IDEOLOGIES: ROMAN CATHOLOCISM • Roman Catholicism was the official religion of Spain for most of 589-1978. • However, at the beginning of the 1930s, there was no state religion until General Francisco Franco restored it as the official religion at the end of the Spanish Civil War in 1939. • Pilgrimages are made by many Catholics each year to Santiago de Compostela and El Rocio to honor saints.
IDEOLOGIES: CONFLICT • Although ¾ of Spain is Roman Catholic, only about 30% say that they attend Mass regularly. • The Roman Catholic Church still receives financial support from the state. • The Spanish government is now passing laws that go against the Catholic Church teachings.
POLITY • Spain was under the dictatorship of General Franco for 36 years, until 1975. • On December 27, 1978, the Constitution of 1978 was ratified. • Spain is now divided into 17 separate regions. Each region is autonomous and has its own rights and government.
POLITY • Spain has 3 levels of government: • Central State Government. • Autonomous Communities Government. • Municipal Government. • The legislative branch is bicameral and made up of the Congress of Deputies and the Senate. • There are 2 main political parties in Spain: • Spanish Socialist Workers’ Party: the oldest political party in Spain. The current Prime Minister was elected from this party. • Popular Party: the conservative party.
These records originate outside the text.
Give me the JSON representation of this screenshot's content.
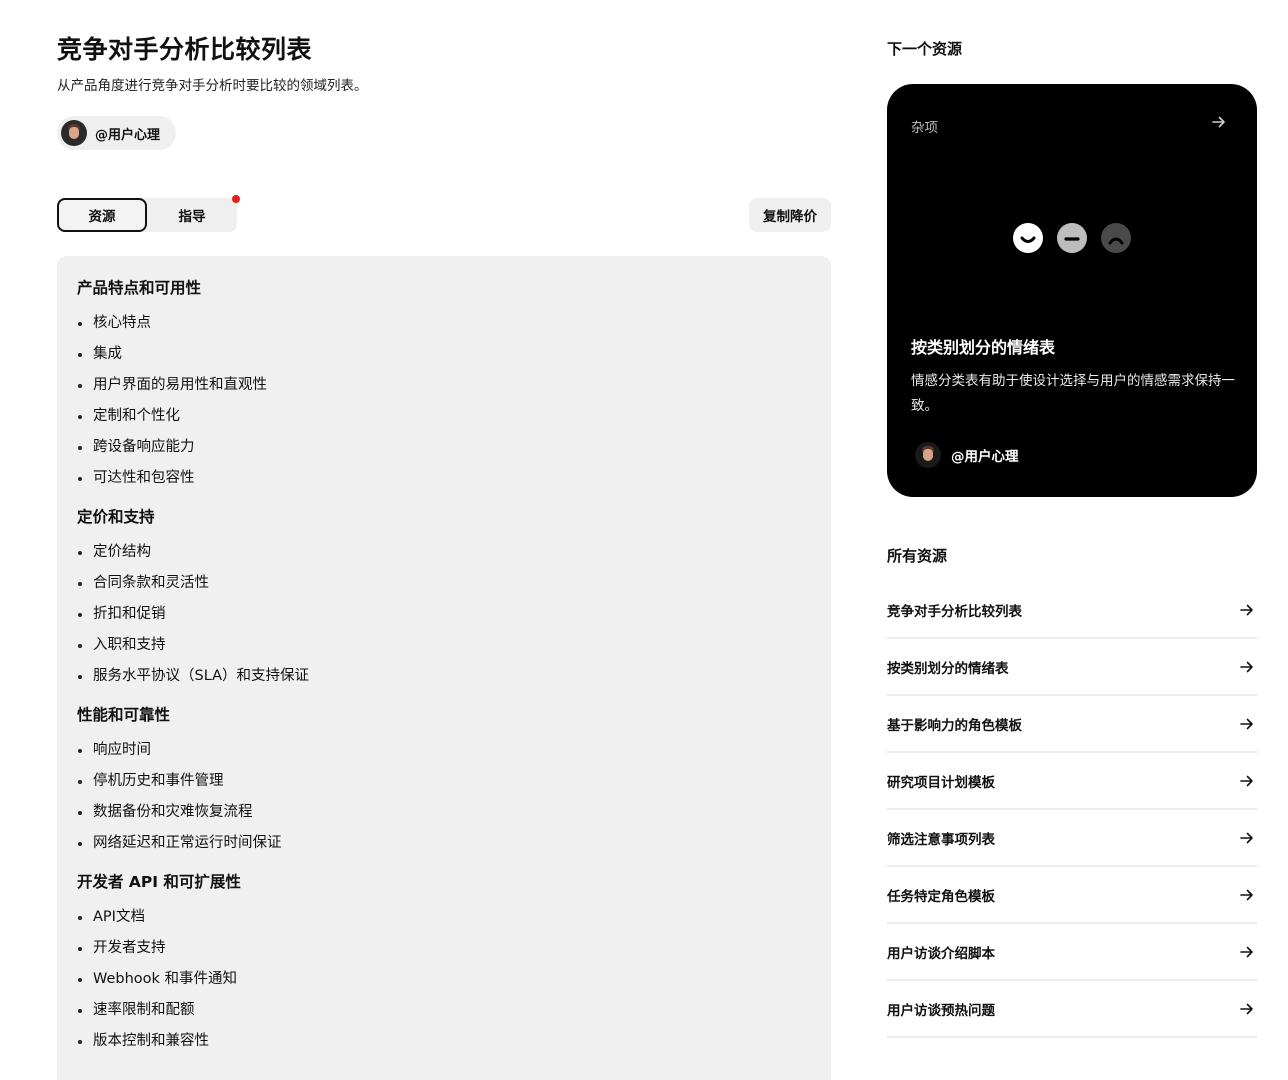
{
  "doc": {
    "title": "竞争对手分析比较列表",
    "subtitle": "从产品角度进行竞争对手分析时要比较的领域列表。",
    "author": "@用户心理"
  },
  "tabs": [
    {
      "label": "资源"
    },
    {
      "label": "指导"
    }
  ],
  "copy_button": "复制降价",
  "sections": [
    {
      "heading": "产品特点和可用性",
      "items": [
        "核心特点",
        "集成",
        "用户界面的易用性和直观性",
        "定制和个性化",
        "跨设备响应能力",
        "可达性和包容性"
      ]
    },
    {
      "heading": "定价和支持",
      "items": [
        "定价结构",
        "合同条款和灵活性",
        "折扣和促销",
        "入职和支持",
        "服务水平协议（SLA）和支持保证"
      ]
    },
    {
      "heading": "性能和可靠性",
      "items": [
        "响应时间",
        "停机历史和事件管理",
        "数据备份和灾难恢复流程",
        "网络延迟和正常运行时间保证"
      ]
    },
    {
      "heading": "开发者 API 和可扩展性",
      "items": [
        "API文档",
        "开发者支持",
        "Webhook 和事件通知",
        "速率限制和配额",
        "版本控制和兼容性"
      ]
    }
  ],
  "next_resource": {
    "heading": "下一个资源",
    "category": "杂项",
    "title": "按类别划分的情绪表",
    "description": "情感分类表有助于使设计选择与用户的情感需求保持一致。",
    "author": "@用户心理"
  },
  "all_resources": {
    "heading": "所有资源",
    "items": [
      "竞争对手分析比较列表",
      "按类别划分的情绪表",
      "基于影响力的角色模板",
      "研究项目计划模板",
      "筛选注意事项列表",
      "任务特定角色模板",
      "用户访谈介绍脚本",
      "用户访谈预热问题"
    ]
  },
  "colors": {
    "accent_dot": "#e02020",
    "card_bg": "#000000",
    "panel_bg": "#f0f0f0"
  }
}
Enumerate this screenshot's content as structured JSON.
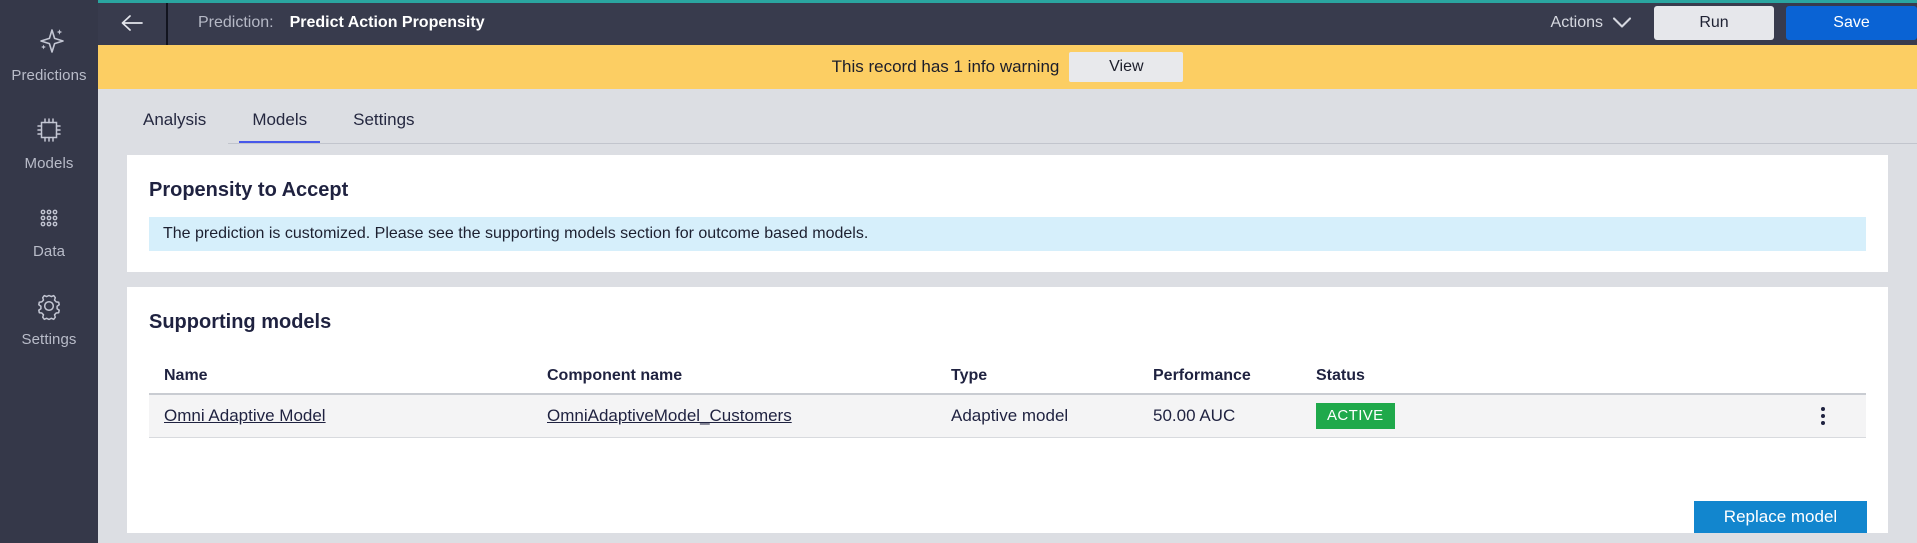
{
  "theme": {
    "sidebar_bg": "#353849",
    "header_bg": "#383b4d",
    "accent_teal": "#2aa5a0",
    "warning_bg": "#fcce63",
    "page_bg": "#dcdee3",
    "tab_active": "#4758ea",
    "primary_blue": "#0a63d4",
    "info_bg": "#d6effb",
    "status_green": "#1fa94b",
    "tooltip_blue": "#1286ce"
  },
  "sidebar": {
    "items": [
      {
        "label": "Predictions",
        "icon": "sparkle-icon"
      },
      {
        "label": "Models",
        "icon": "chip-icon"
      },
      {
        "label": "Data",
        "icon": "dots-grid-icon"
      },
      {
        "label": "Settings",
        "icon": "gear-icon"
      }
    ]
  },
  "header": {
    "back_icon": "back-arrow-icon",
    "label": "Prediction:",
    "title": "Predict Action Propensity",
    "actions_menu": "Actions",
    "actions_caret_icon": "chevron-down-icon",
    "run_label": "Run",
    "save_label": "Save"
  },
  "warning": {
    "text": "This record has 1 info warning",
    "button_label": "View"
  },
  "tabs": [
    {
      "label": "Analysis",
      "active": false
    },
    {
      "label": "Models",
      "active": true
    },
    {
      "label": "Settings",
      "active": false
    }
  ],
  "propensity_card": {
    "title": "Propensity to Accept",
    "info_message": "The prediction is customized. Please see the supporting models section for outcome based models."
  },
  "supporting_card": {
    "title": "Supporting models",
    "columns": [
      "Name",
      "Component name",
      "Type",
      "Performance",
      "Status"
    ],
    "rows": [
      {
        "name": "Omni Adaptive Model",
        "component_name": "OmniAdaptiveModel_Customers",
        "type": "Adaptive model",
        "performance": "50.00 AUC",
        "status": "ACTIVE",
        "menu_icon": "kebab-menu-icon"
      }
    ]
  },
  "context_menu": {
    "replace_model": "Replace model"
  }
}
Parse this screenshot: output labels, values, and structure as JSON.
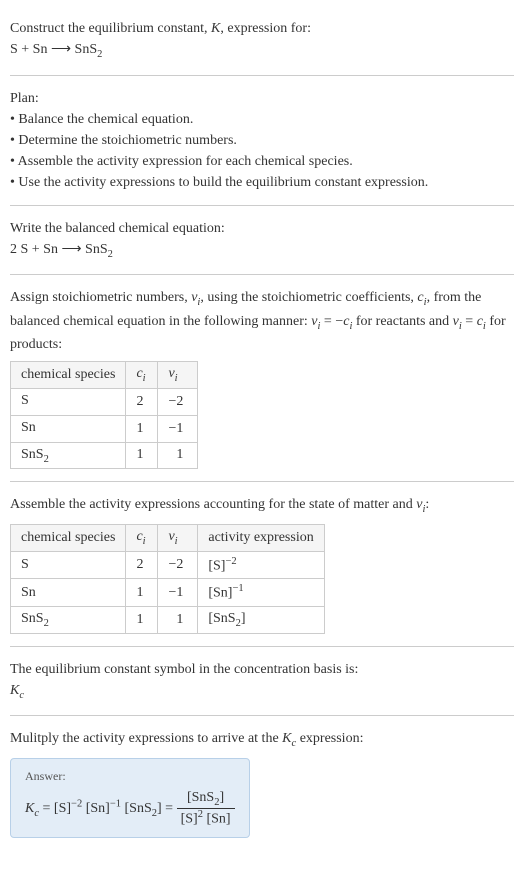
{
  "header": {
    "title_line1": "Construct the equilibrium constant, ",
    "title_K": "K",
    "title_line1_end": ", expression for:",
    "equation": "S + Sn ⟶ SnS",
    "equation_sub": "2"
  },
  "plan": {
    "heading": "Plan:",
    "bullet1": "• Balance the chemical equation.",
    "bullet2": "• Determine the stoichiometric numbers.",
    "bullet3": "• Assemble the activity expression for each chemical species.",
    "bullet4": "• Use the activity expressions to build the equilibrium constant expression."
  },
  "balanced": {
    "intro": "Write the balanced chemical equation:",
    "equation": "2 S + Sn ⟶ SnS",
    "equation_sub": "2"
  },
  "stoich": {
    "intro_p1": "Assign stoichiometric numbers, ",
    "nu_i": "ν",
    "nu_sub": "i",
    "intro_p2": ", using the stoichiometric coefficients, ",
    "c_i": "c",
    "c_sub": "i",
    "intro_p3": ", from the balanced chemical equation in the following manner: ",
    "rel1_a": "ν",
    "rel1_b": " = −",
    "rel1_c": "c",
    "intro_p4": " for reactants and ",
    "rel2_a": "ν",
    "rel2_b": " = ",
    "rel2_c": "c",
    "intro_p5": " for products:",
    "table": {
      "h1": "chemical species",
      "h2_a": "c",
      "h2_b": "i",
      "h3_a": "ν",
      "h3_b": "i",
      "rows": [
        {
          "species": "S",
          "species_sub": "",
          "c": "2",
          "nu": "−2"
        },
        {
          "species": "Sn",
          "species_sub": "",
          "c": "1",
          "nu": "−1"
        },
        {
          "species": "SnS",
          "species_sub": "2",
          "c": "1",
          "nu": "1"
        }
      ]
    }
  },
  "activity": {
    "intro_p1": "Assemble the activity expressions accounting for the state of matter and ",
    "nu": "ν",
    "nu_sub": "i",
    "intro_p2": ":",
    "table": {
      "h1": "chemical species",
      "h2_a": "c",
      "h2_b": "i",
      "h3_a": "ν",
      "h3_b": "i",
      "h4": "activity expression",
      "rows": [
        {
          "species": "S",
          "species_sub": "",
          "c": "2",
          "nu": "−2",
          "expr_base": "[S]",
          "expr_sup": "−2"
        },
        {
          "species": "Sn",
          "species_sub": "",
          "c": "1",
          "nu": "−1",
          "expr_base": "[Sn]",
          "expr_sup": "−1"
        },
        {
          "species": "SnS",
          "species_sub": "2",
          "c": "1",
          "nu": "1",
          "expr_base": "[SnS",
          "expr_sub": "2",
          "expr_close": "]",
          "expr_sup": ""
        }
      ]
    }
  },
  "symbol": {
    "intro": "The equilibrium constant symbol in the concentration basis is:",
    "K": "K",
    "Ksub": "c"
  },
  "multiply": {
    "intro_p1": "Mulitply the activity expressions to arrive at the ",
    "K": "K",
    "Ksub": "c",
    "intro_p2": " expression:"
  },
  "answer": {
    "label": "Answer:",
    "lhs_K": "K",
    "lhs_Ksub": "c",
    "eq": " = ",
    "term1_base": "[S]",
    "term1_sup": "−2",
    "term2_base": " [Sn]",
    "term2_sup": "−1",
    "term3_base": " [SnS",
    "term3_sub": "2",
    "term3_close": "] = ",
    "frac_num_a": "[SnS",
    "frac_num_sub": "2",
    "frac_num_b": "]",
    "frac_den_a": "[S]",
    "frac_den_sup": "2",
    "frac_den_b": " [Sn]"
  }
}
POLITY • Parliamentary Monarchy. • The King is the Head of State. • Juan Carlos I is the King of Spain. • Prime Minister of Spain is José Luis Rodríguez Zapatero. • The Prime Minister holds the title of President of the Government of Spain and is elected by the Congress after being selected by the King. • Corruption in Spain.